Kellen Winslow will rest one day a week

September, 3, 2013
9/03/13
6:15
PM ET
In an attempt to manage chronic pain in Kellen Winslow's surgically repaired right knee, the Jets will put the veteran tight end on the LaRon Landry program -- meaning he'll be allowed to miss one practice per week. That day, Winslow said, will be Wednesday. That's how they did it last year with Landry, who dealt with an Achilles tendon issue and didn't miss a game.

Winslow
Wednesday is a heavy day for game-plan installation, but Winslow said he doesn't see that as an issue because Wednesday is devoted primarily to "regular" personnel. Winslow doesn't have many responsibilities in regular groupings, as he plays mostly in passing personnel packages.

That Winslow made the team is no small accomplishment, considering his knee problems. In training camp, his reps were monitored, and there were times when he sat out two or three days in a row.

This is a nice comeback story. Remember, Winslow arrived in minicamp without a contract and had to audition, as if he were a first-year player. He was basically out of football last season, except for a cup of coffee with the Patriots. Monday marked the one-year anniversary he was released by the Seahawks, and that still bothers him.

"I got a bad deal in Seattle," Winslow said. "It was wrong, but things happen for a reason. It gave me a chance to sit down and reflect on what I've accomplished and, moving forward, what I still want to accomplish."

He said he was "very frustrated" not to garner much interest on the free-agent market. He still feels he's the same player who caught 75 passes in 2011 for the Bucs, the Jets' Week 1 opponent. He was a productive player for the Bucs, but he reportedly clashed with coach Greg Schiano, leading to his trade to the Seahawks. Sunday might be a revenge game for Winslow. He's just happy to have a game, period.

"I'm proud and honored to make the team," he said. "That's a big deal, man."

Rich Cimini

ESPN New York Jets reporter

SPONSORED HEADLINES

Comments

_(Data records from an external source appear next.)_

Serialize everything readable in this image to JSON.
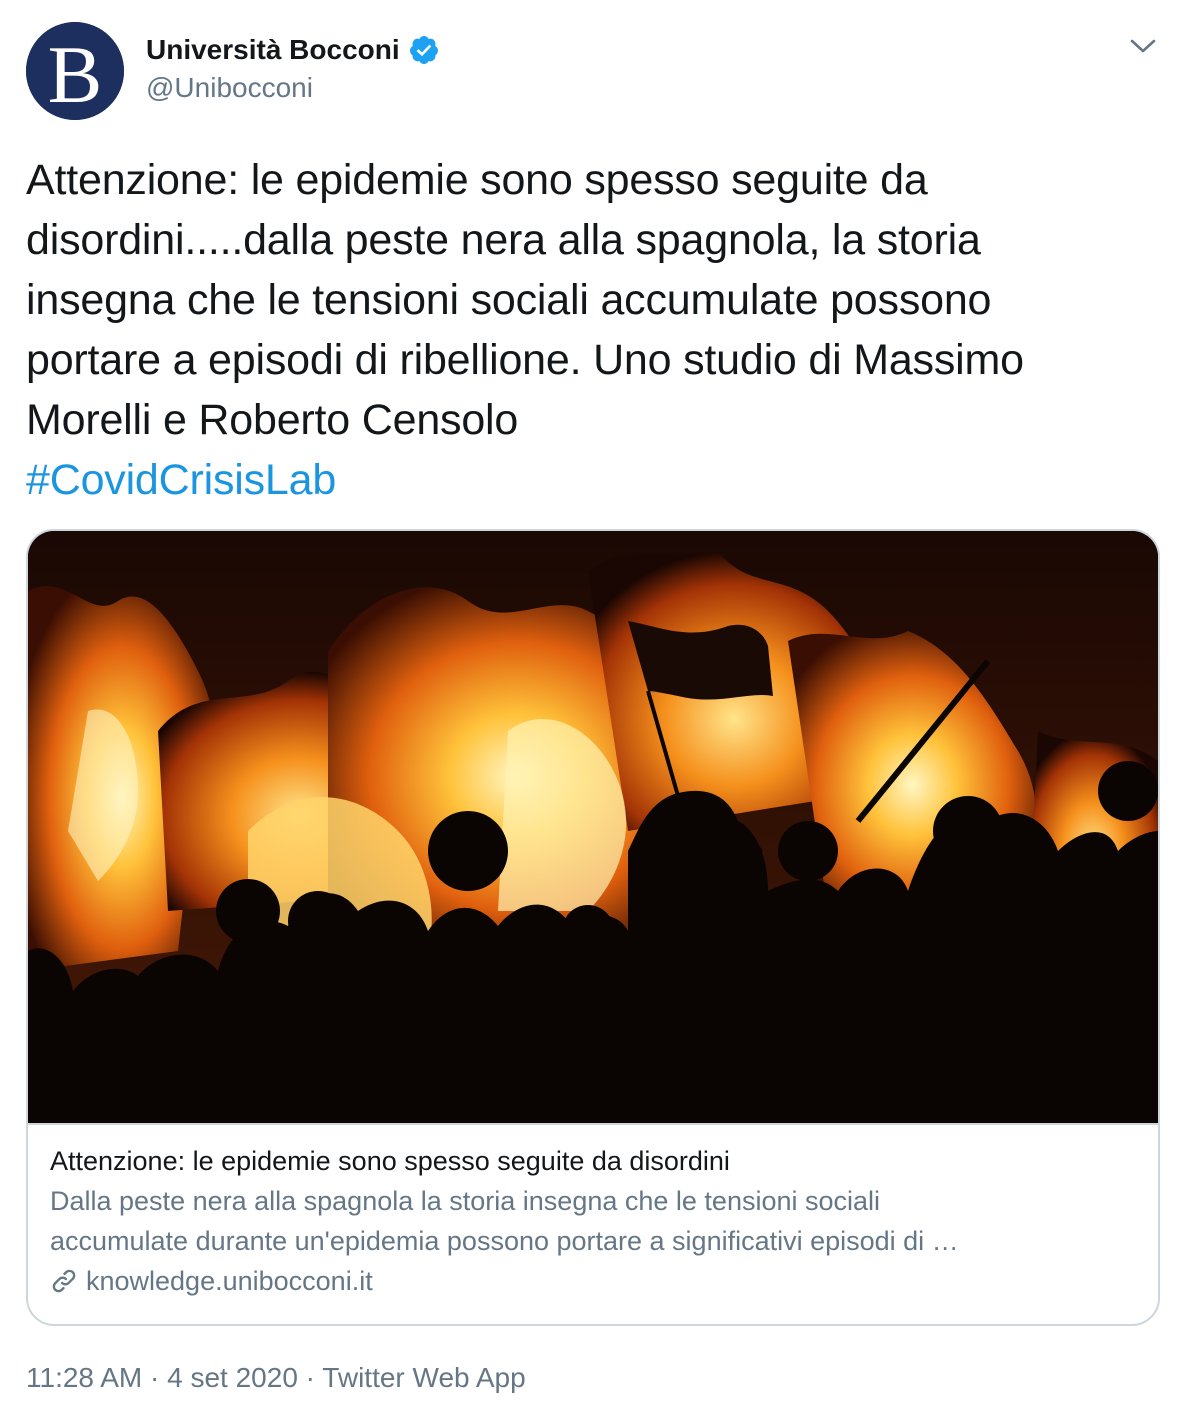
{
  "account": {
    "display_name": "Università Bocconi",
    "handle": "@Unibocconi",
    "avatar_letter": "B",
    "verified": true
  },
  "tweet": {
    "text_lines": [
      "Attenzione: le epidemie sono spesso seguite da",
      "disordini.....dalla peste nera alla spagnola, la storia",
      "insegna che le tensioni sociali accumulate possono",
      "portare a episodi di ribellione. Uno studio di Massimo",
      "Morelli e Roberto Censolo"
    ],
    "hashtag": "#CovidCrisisLab"
  },
  "card": {
    "title": "Attenzione: le epidemie sono spesso seguite da disordini",
    "description_lines": [
      "Dalla peste nera alla spagnola la storia insegna che le tensioni sociali",
      "accumulate durante un'epidemia possono portare a significativi episodi di …"
    ],
    "domain": "knowledge.unibocconi.it"
  },
  "footer": {
    "time": "11:28 AM",
    "separator": " · ",
    "date": "4 set 2020",
    "source": "Twitter Web App"
  },
  "colors": {
    "link_blue": "#1b95e0",
    "verified_blue": "#1da1f2",
    "secondary_text": "#657786",
    "avatar_bg": "#1c2f5e"
  },
  "icons": {
    "verified": "verified-badge-icon",
    "caret": "chevron-down-icon",
    "link": "link-icon"
  }
}
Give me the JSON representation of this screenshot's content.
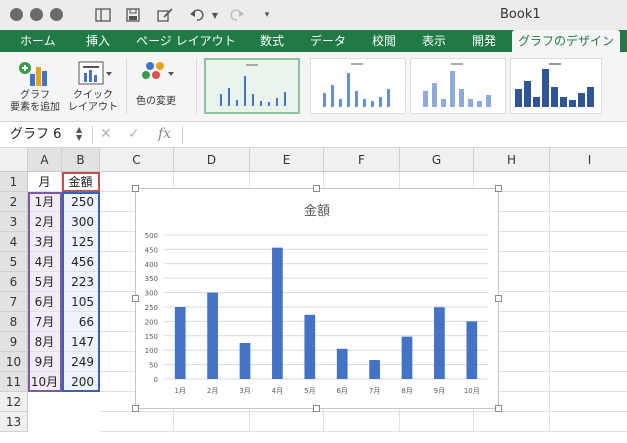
{
  "window": {
    "title": "Book1"
  },
  "ribbon_tabs": [
    "ホーム",
    "挿入",
    "ページ レイアウト",
    "数式",
    "データ",
    "校閲",
    "表示",
    "開発",
    "グラフのデザイン"
  ],
  "ribbon": {
    "add_element_label_1": "グラフ",
    "add_element_label_2": "要素を追加",
    "quick_layout_label_1": "クイック",
    "quick_layout_label_2": "レイアウト",
    "change_colors_label": "色の変更"
  },
  "formula_bar": {
    "name_box": "グラフ 6",
    "fx_symbol": "fx",
    "cancel_symbol": "✕",
    "enter_symbol": "✓"
  },
  "columns": [
    "A",
    "B",
    "C",
    "D",
    "E",
    "F",
    "G",
    "H",
    "I"
  ],
  "rows": [
    "1",
    "2",
    "3",
    "4",
    "5",
    "6",
    "7",
    "8",
    "9",
    "10",
    "11",
    "12",
    "13"
  ],
  "table": {
    "headers": [
      "月",
      "金額"
    ],
    "months": [
      "1月",
      "2月",
      "3月",
      "4月",
      "5月",
      "6月",
      "7月",
      "8月",
      "9月",
      "10月"
    ],
    "amounts": [
      "250",
      "300",
      "125",
      "456",
      "223",
      "105",
      "66",
      "147",
      "249",
      "200"
    ]
  },
  "colors": {
    "bar": "#4472c4",
    "ribbon_green": "#1f7a45"
  },
  "chart_data": {
    "type": "bar",
    "title": "金額",
    "categories": [
      "1月",
      "2月",
      "3月",
      "4月",
      "5月",
      "6月",
      "7月",
      "8月",
      "9月",
      "10月"
    ],
    "values": [
      250,
      300,
      125,
      456,
      223,
      105,
      66,
      147,
      249,
      200
    ],
    "ylim": [
      0,
      500
    ],
    "yticks": [
      "0",
      "50",
      "100",
      "150",
      "200",
      "250",
      "300",
      "350",
      "400",
      "450",
      "500"
    ],
    "grid": true,
    "legend": "none"
  }
}
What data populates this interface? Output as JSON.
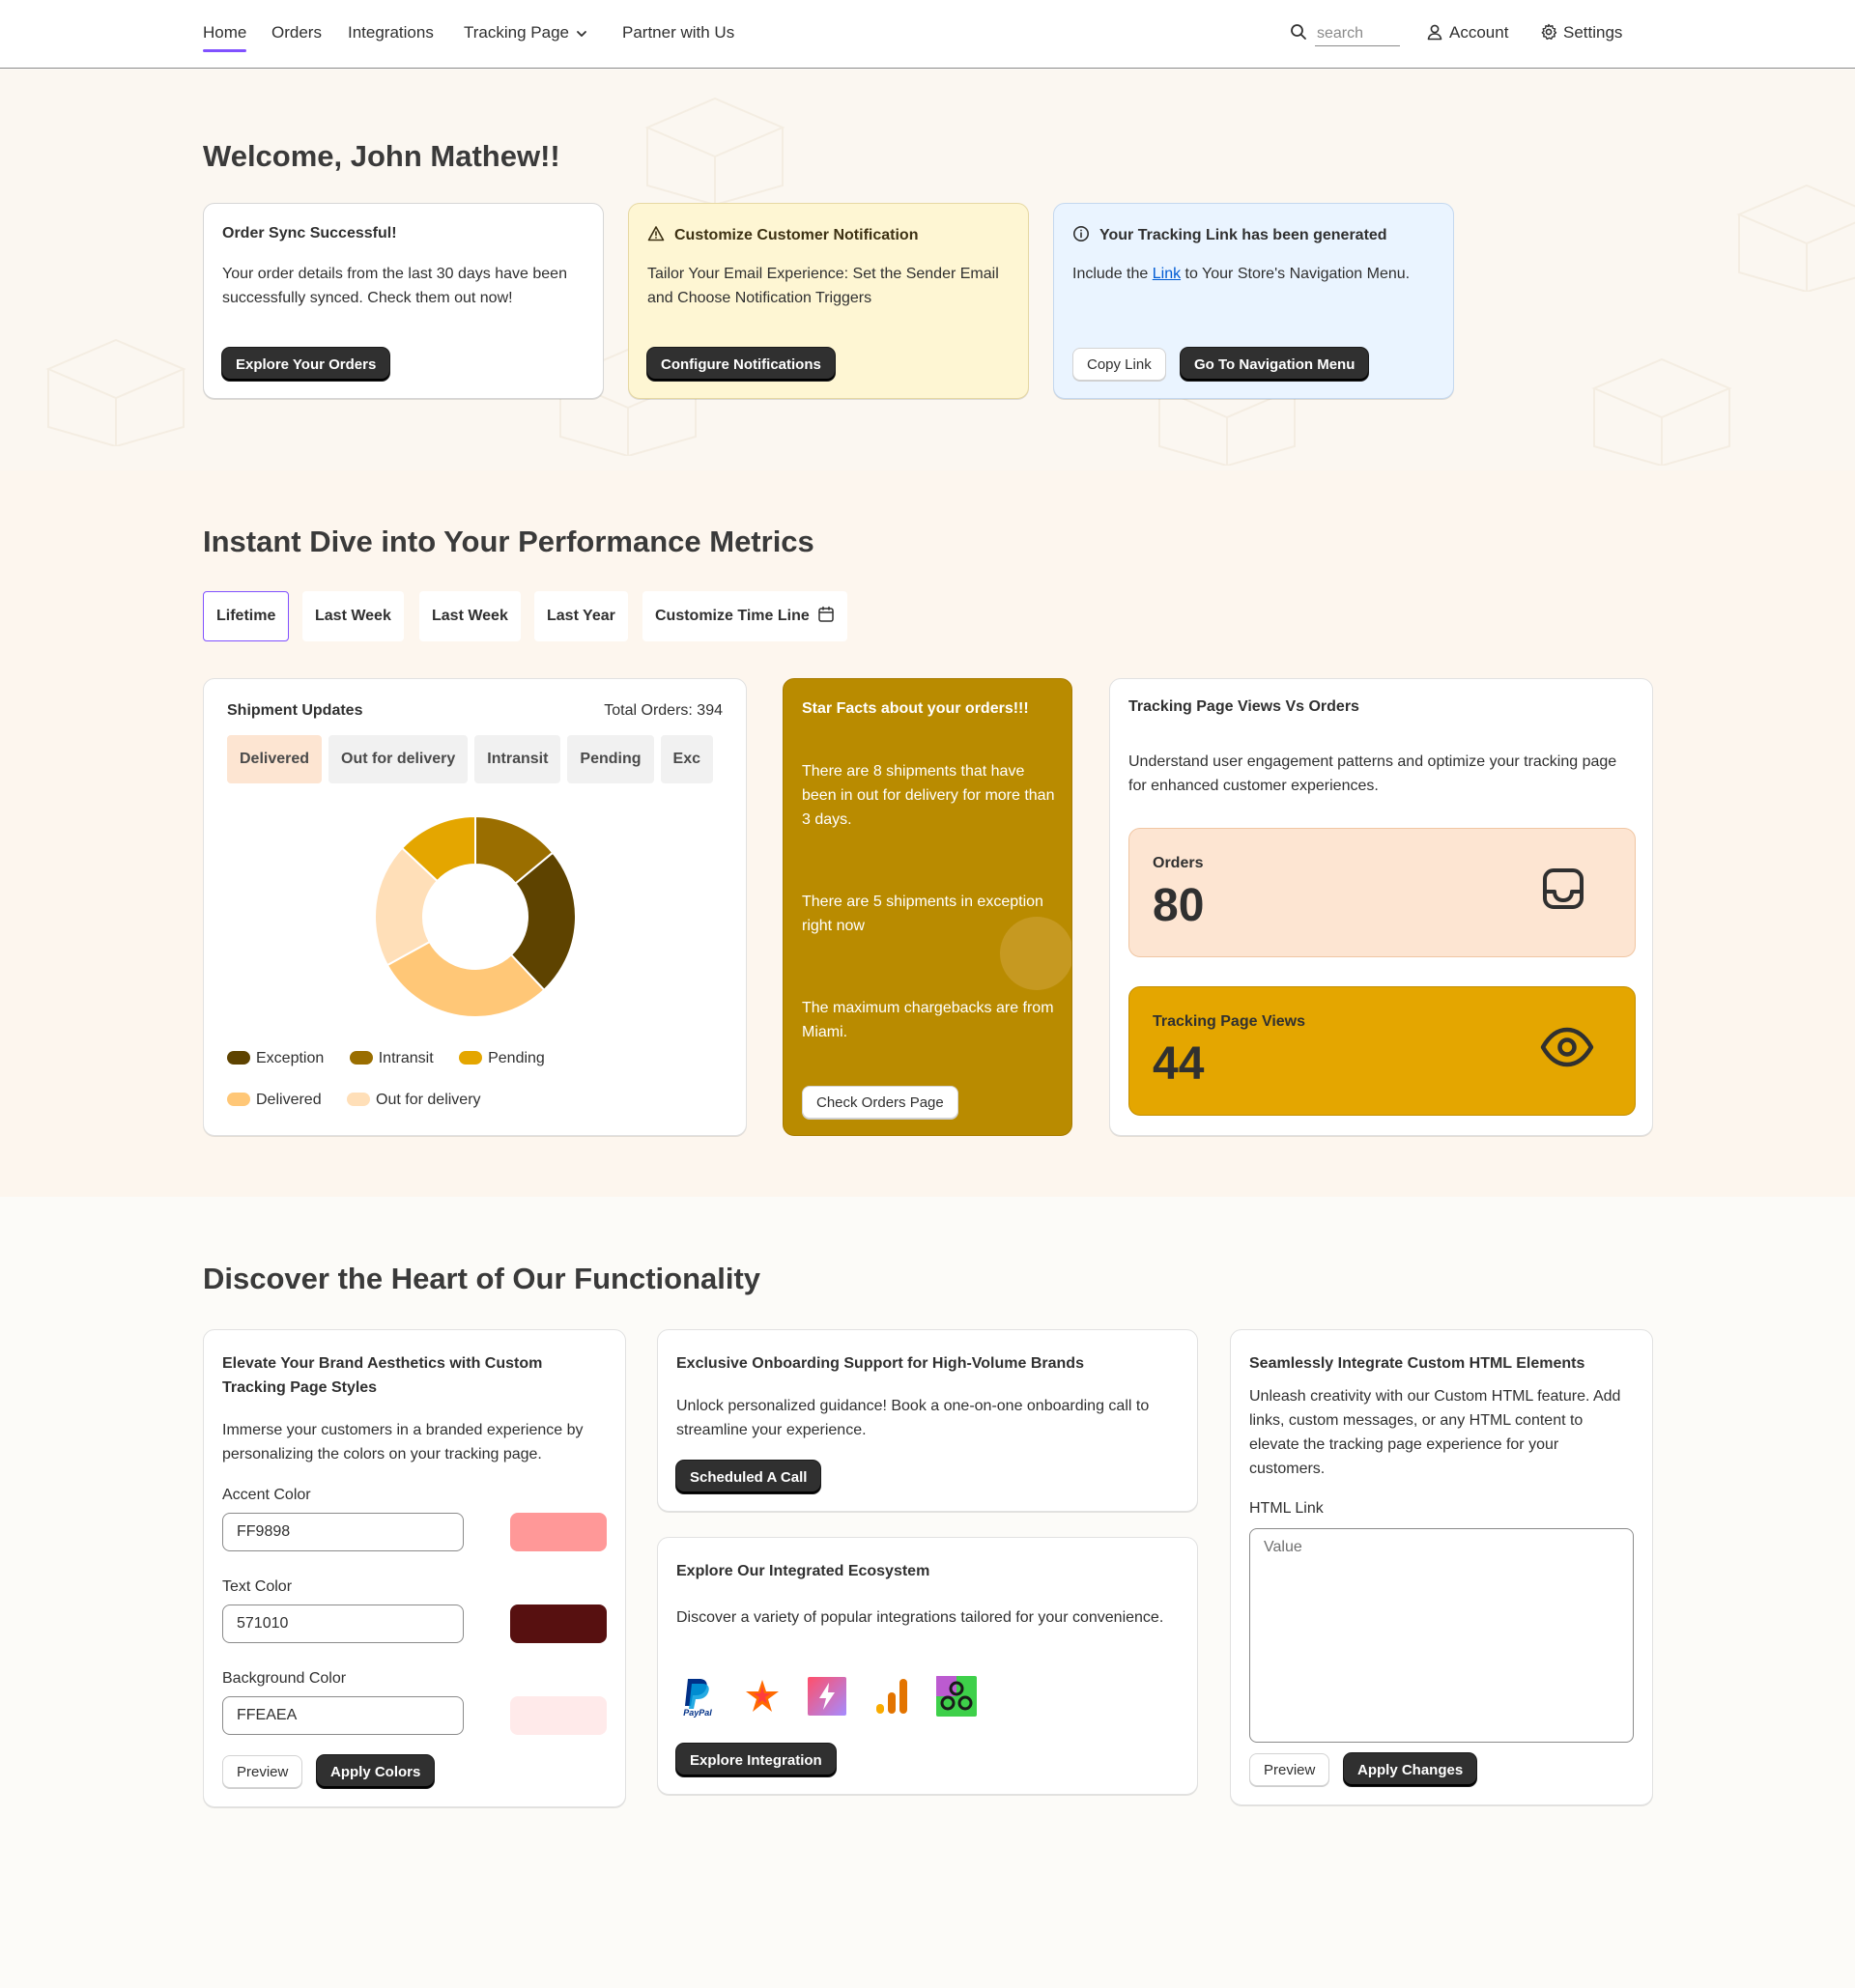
{
  "nav": {
    "items": [
      "Home",
      "Orders",
      "Integrations",
      "Tracking Page",
      "Partner with Us"
    ],
    "search_placeholder": "search",
    "account": "Account",
    "settings": "Settings",
    "accent_color": "#8051ff"
  },
  "welcome": {
    "title": "Welcome, John Mathew!!",
    "cards": [
      {
        "title": "Order Sync Successful!",
        "body": "Your order details from the last 30 days have been successfully synced. Check them out now!",
        "button": "Explore Your Orders"
      },
      {
        "title": "Customize Customer Notification",
        "icon": "warning-icon",
        "body": "Tailor Your Email Experience: Set the Sender Email and Choose Notification Triggers",
        "button": "Configure Notifications"
      },
      {
        "title": "Your Tracking Link has been generated",
        "icon": "info-icon",
        "body_prefix": "Include the",
        "body_link": "Link",
        "body_suffix": "to Your Store's Navigation Menu.",
        "button_secondary": "Copy Link",
        "button_primary": "Go To Navigation Menu"
      }
    ]
  },
  "metrics": {
    "title": "Instant Dive into Your Performance Metrics",
    "tabs": [
      "Lifetime",
      "Last Week",
      "Last Week",
      "Last Year",
      "Customize Time Line"
    ],
    "active_tab": "Lifetime",
    "shipment": {
      "title": "Shipment Updates",
      "total": "Total Orders: 394",
      "chips": [
        "Delivered",
        "Out for delivery",
        "Intransit",
        "Pending",
        "Exc"
      ]
    },
    "star_facts": {
      "title": "Star Facts about your orders!!!",
      "facts": [
        "There are 8 shipments that have been in out for delivery for more than 3 days.",
        "There are 5 shipments in exception right now",
        "The maximum chargebacks are from Miami."
      ],
      "button": "Check Orders Page"
    },
    "tracking": {
      "title": "Tracking Page Views Vs Orders",
      "description": "Understand user engagement patterns and optimize your tracking page for enhanced customer experiences.",
      "orders_label": "Orders",
      "orders_value": "80",
      "views_label": "Tracking Page Views",
      "views_value": "44"
    }
  },
  "chart_data": {
    "type": "pie",
    "donut": true,
    "categories": [
      "Exception",
      "Intransit",
      "Pending",
      "Delivered",
      "Out for delivery"
    ],
    "values": [
      24,
      14,
      13,
      29,
      20
    ],
    "colors": [
      "#5e4300",
      "#9a6e00",
      "#e4a600",
      "#ffc777",
      "#ffdfb8"
    ],
    "legend_position": "bottom"
  },
  "features": {
    "title": "Discover the Heart of Our Functionality",
    "branding": {
      "title": "Elevate Your Brand Aesthetics with Custom Tracking Page Styles",
      "body": "Immerse your customers in a branded experience by personalizing the colors on your tracking page.",
      "fields": [
        {
          "label": "Accent Color",
          "value": "FF9898",
          "color": "#ff9898"
        },
        {
          "label": "Text Color",
          "value": "571010",
          "color": "#571010"
        },
        {
          "label": "Background Color",
          "value": "FFEAEA",
          "color": "#ffeaea"
        }
      ],
      "preview": "Preview",
      "apply": "Apply Colors"
    },
    "onboarding": {
      "title": "Exclusive Onboarding Support for High-Volume Brands",
      "body": "Unlock personalized guidance! Book a one-on-one onboarding call to streamline your experience.",
      "button": "Scheduled A Call"
    },
    "ecosystem": {
      "title": "Explore Our Integrated Ecosystem",
      "body": "Discover a variety of popular integrations tailored for your convenience.",
      "paypal_text": "PayPal",
      "icons": [
        "paypal-icon",
        "star-integration-icon",
        "lightning-integration-icon",
        "analytics-bars-icon",
        "network-integration-icon"
      ],
      "button": "Explore Integration"
    },
    "custom_html": {
      "title": "Seamlessly Integrate Custom HTML Elements",
      "body": "Unleash creativity with our Custom HTML feature. Add links, custom messages, or any HTML content to elevate the tracking page experience for your customers.",
      "field_label": "HTML Link",
      "placeholder": "Value",
      "preview": "Preview",
      "apply": "Apply Changes"
    }
  }
}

Use a Facebook account to add a comment, subject to Facebook's Terms of Service and Privacy Policy. Your Facebook name, photo & other personal information you make public on Facebook will appear with your comment, and may be used on ESPN's media platforms. Learn more.


Insider